There’s a million things (ok maybe that’s a slight exaggeration)that are on the list. Many of them are not difficult – it’s just that only one can happen at a time. The last few days, I’ve been working on one of those “I’ll get to it someday” projects – making some more shelving in the machine shed. This section of wall was particularly unkept – so I bought some shelving frames and scrounged the shelves from leftover wood and wood salvaged from torn-down buildings. The result is 14 or so feet of five levels of storage. It is especially useful for all the additional beekeeping equipment joining us this year.
I’m especially proud of this rotation we’ve put together this year. First was potatoes and onions. After onions and potatoes were pulled, we planted buckwheat, which acted as a cover crop and great flowers for the bees. Now we are running chicken tractors over the buckwheat – the chickens are eating all the seeds and leaves and leaving next year’s fertilizer!
To the right, you can see the garden the chickens have cleaned up and towards the top, the buckwheat waiting to be eaten. The chickens are eating virtually none of their usual food, preferring the buckwheat.
Just as things were getting dry and I was about ready to water this year’s trees, the skies opened up with about 1.5 inches of rain this weekend.
This morning was the last farmer’s market for this season. I’m at the point where I am looking forward to the first frost to kill all the living plants in the garden. I’m through, for now, canning and freezing and ready to start eating!
After market we picked up some of the girls’ friends and drove to Ames to go ice skating and to Hickory Park for birthday dinner. The camera would have been great to have on the rink!
That evening, we went over to neighbors where the kids had a blast making diaramas of sorts on linoleum squares, various figurines and glue guns.
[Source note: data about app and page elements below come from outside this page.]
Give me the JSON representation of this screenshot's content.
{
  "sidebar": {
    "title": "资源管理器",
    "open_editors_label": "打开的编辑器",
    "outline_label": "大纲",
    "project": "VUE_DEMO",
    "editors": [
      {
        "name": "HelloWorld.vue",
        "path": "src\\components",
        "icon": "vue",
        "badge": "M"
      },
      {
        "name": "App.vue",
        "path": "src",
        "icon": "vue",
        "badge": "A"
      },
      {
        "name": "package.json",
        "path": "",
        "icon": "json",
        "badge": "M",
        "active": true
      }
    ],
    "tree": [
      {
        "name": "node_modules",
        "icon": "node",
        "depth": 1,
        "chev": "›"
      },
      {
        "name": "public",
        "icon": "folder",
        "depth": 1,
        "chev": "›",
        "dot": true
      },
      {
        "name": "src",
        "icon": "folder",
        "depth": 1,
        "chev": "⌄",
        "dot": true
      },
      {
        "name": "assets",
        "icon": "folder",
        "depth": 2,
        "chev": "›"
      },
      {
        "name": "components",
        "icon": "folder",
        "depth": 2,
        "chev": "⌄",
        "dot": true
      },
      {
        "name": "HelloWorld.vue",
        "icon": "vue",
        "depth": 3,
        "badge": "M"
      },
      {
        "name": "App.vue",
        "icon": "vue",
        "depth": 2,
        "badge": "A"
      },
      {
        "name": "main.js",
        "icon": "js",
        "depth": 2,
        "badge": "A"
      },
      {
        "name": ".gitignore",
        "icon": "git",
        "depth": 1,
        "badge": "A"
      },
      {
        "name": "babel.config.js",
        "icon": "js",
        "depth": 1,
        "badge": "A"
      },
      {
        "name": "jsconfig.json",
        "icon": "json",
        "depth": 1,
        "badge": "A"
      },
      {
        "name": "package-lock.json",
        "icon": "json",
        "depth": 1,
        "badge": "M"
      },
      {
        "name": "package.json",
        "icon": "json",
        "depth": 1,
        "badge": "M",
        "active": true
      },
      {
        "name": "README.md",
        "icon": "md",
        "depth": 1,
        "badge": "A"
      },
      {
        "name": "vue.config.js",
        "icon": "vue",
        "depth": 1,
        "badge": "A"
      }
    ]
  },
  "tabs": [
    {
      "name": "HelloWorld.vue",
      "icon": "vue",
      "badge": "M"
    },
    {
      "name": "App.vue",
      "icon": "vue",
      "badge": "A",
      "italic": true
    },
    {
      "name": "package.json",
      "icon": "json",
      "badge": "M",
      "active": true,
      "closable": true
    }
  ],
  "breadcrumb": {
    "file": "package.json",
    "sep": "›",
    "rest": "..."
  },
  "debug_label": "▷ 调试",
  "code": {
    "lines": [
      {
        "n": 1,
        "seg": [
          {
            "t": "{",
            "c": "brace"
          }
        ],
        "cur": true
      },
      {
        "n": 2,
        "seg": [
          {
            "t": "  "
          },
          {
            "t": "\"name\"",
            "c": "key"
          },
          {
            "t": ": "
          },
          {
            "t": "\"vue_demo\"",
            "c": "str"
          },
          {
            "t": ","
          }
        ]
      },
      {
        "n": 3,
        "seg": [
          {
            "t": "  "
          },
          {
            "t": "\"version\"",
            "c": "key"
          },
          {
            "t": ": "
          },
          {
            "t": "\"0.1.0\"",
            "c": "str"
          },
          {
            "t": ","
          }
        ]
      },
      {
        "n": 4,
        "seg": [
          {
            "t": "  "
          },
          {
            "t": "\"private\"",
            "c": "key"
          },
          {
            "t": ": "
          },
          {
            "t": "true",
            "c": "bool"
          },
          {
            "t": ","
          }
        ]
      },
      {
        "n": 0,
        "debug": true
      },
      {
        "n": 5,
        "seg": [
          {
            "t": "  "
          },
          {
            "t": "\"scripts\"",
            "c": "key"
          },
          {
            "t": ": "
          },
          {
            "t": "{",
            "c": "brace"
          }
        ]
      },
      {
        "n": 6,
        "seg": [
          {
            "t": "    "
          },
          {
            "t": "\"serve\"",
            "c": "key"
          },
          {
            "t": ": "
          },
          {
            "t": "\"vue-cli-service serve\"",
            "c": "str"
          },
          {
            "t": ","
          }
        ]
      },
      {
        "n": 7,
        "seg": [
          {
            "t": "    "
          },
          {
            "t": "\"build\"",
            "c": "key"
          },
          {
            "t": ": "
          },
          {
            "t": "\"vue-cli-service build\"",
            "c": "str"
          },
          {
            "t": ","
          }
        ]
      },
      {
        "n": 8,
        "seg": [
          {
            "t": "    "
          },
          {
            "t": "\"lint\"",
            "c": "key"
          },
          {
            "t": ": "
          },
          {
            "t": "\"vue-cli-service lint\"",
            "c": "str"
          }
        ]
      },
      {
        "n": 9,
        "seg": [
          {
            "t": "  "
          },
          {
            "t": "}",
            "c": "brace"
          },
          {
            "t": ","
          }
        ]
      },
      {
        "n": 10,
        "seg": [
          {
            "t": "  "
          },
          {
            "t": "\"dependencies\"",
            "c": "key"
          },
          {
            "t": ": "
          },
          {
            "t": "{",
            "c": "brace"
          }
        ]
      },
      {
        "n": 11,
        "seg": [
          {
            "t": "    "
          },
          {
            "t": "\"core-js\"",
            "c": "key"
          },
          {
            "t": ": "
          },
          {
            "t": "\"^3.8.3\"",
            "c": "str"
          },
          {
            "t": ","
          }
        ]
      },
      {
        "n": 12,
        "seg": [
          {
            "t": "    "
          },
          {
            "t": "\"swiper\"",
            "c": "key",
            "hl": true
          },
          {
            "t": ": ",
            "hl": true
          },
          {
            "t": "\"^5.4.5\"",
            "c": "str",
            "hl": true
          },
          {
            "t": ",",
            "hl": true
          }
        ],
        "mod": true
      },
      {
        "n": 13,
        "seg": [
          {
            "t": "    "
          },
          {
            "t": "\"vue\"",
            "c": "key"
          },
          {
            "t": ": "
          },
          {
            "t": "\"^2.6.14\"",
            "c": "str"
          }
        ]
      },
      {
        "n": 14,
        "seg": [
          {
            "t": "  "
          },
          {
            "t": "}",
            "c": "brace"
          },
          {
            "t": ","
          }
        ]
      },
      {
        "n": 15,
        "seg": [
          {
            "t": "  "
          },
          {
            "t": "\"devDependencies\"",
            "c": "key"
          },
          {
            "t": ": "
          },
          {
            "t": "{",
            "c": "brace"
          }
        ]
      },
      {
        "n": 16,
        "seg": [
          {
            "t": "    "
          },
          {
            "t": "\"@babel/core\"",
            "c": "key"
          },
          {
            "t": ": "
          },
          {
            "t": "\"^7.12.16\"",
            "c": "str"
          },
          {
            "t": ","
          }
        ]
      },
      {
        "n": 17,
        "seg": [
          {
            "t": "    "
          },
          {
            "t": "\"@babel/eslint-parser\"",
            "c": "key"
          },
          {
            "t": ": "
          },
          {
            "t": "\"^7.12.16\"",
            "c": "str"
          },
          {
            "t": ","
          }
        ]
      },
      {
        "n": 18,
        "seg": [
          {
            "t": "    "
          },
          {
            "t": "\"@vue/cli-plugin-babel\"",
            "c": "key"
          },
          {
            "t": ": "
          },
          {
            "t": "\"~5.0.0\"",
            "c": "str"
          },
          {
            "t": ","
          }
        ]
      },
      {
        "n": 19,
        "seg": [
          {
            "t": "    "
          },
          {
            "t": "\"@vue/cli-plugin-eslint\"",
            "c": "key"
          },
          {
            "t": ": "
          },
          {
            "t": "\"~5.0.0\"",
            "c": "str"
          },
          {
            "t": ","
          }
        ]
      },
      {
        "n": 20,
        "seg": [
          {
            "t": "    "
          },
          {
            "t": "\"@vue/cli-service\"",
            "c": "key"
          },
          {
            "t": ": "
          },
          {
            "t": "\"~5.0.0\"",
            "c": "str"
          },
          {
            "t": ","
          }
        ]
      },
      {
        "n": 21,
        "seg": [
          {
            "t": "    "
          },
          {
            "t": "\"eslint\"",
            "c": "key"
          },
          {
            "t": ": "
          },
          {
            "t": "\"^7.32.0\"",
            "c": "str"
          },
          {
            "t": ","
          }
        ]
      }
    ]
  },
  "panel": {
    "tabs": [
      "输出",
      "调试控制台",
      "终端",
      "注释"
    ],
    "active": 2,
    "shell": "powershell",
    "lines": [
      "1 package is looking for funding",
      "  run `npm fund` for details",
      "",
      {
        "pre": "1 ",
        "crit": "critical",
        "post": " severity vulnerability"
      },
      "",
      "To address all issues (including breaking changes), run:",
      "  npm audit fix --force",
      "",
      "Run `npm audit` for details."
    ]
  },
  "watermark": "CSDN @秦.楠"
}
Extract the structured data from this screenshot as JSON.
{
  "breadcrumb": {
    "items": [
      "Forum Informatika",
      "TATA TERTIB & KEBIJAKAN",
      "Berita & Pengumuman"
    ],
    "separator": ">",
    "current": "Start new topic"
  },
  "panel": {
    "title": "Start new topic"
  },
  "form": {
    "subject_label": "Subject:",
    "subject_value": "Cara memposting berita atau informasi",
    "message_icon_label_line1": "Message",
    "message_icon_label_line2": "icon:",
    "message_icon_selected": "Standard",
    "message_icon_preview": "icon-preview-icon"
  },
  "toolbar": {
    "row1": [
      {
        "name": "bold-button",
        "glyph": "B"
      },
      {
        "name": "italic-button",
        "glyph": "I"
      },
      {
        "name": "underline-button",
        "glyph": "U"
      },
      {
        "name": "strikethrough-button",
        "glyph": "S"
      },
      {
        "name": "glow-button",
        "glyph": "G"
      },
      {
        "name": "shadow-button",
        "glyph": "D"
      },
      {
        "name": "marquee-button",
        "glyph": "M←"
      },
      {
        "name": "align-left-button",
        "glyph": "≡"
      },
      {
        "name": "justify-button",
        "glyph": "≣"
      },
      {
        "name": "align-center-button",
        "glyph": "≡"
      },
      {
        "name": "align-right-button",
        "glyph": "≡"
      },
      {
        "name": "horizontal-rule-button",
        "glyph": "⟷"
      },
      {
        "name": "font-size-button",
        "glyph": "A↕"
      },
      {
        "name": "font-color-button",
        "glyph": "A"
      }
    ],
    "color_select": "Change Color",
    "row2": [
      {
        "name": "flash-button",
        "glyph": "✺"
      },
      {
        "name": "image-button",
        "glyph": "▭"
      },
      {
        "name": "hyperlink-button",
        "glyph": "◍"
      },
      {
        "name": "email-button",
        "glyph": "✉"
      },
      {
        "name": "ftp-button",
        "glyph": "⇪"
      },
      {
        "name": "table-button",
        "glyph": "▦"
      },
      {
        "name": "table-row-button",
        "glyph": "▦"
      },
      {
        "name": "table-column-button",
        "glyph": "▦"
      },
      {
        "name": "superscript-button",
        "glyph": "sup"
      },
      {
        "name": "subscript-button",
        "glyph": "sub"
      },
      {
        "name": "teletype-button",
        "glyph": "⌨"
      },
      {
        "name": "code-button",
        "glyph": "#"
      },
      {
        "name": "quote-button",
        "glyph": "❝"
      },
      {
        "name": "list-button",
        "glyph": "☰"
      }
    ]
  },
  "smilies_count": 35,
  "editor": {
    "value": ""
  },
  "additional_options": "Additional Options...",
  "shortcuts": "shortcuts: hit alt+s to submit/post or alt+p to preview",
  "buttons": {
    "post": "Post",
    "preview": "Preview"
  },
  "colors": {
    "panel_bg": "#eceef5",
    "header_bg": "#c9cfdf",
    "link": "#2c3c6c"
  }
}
I even bought one from Martin for a dollar.
Today Martin and Grandma Jo journeyed to Boone to see Thomas the Tank Engine live in person! It was a very big day for Martin and a highly anticipated day.
Martin gets to see Thomas close up but notices he doesn’t talk to him.
The steering wheel is really on the caboose and Martin is really steering the train.
Martin meets up with Sir Toppem Hatt.
This Friday and Saturday there will be footage from our farm on “Market to Market” on Iowa Public Television Friday at 8:00 p.m. and Sunday at 12:30.
Today was another unseasonable 90+ day. It’s supposed to end tomorrow. I began replacing the door in the mudroom that April destroyed. It was not fun – I ended up sawing off part of the door header to get enough room for it to swing on the uneven slab in the mudroom and so on…
The last few days the first bean harvesting has begun in adjacent fields. Here’s our neighbor testing out the combine in the field adjacent to our place.
After the field was harvested, Marty wanted to go look. So we found some stray soybeans and gathered them up to show everybody.
Then he just ran and ran in the field, for a long ways – like he was reveling in the open spaces just created. It was gratifying to have such a big playground and sense of freedom and security to run so far. I liked looking at his figure – small, strong, and sure – running in the distance.
Here’s the cover of the insert section of Sunday’s Marshalltown paper.
Don’t those chicks look cute! The writer found us via our web site/blog and wanted a local story about chickens. He came out, took a few pictures and talked to us a while and did a good job on the reporting.
There are lots of color pictures in the story as well. As if this wasn’t enough, the front page of the paper had another article about the Sustainable and Entrepreneurial program at MCC.
We had a great time testing out some new recipes from Nana this weekend. Here are some stuffed chicken loaves with sage leaves fresh from the garden.
They taste as good as they look!
Claire and Emma have birthdays just one day apart this Friday and Saturday.
Claire lifts her birthday present aloft – tickets to her first big concert – Paul McCartney in October. She also was not allowed to have pierced ears until she was a teen, so that was the first thing she did on her birthday.
Emma also got a concert ticket and more durable headphones.
Here’s Emma before her birthday cake!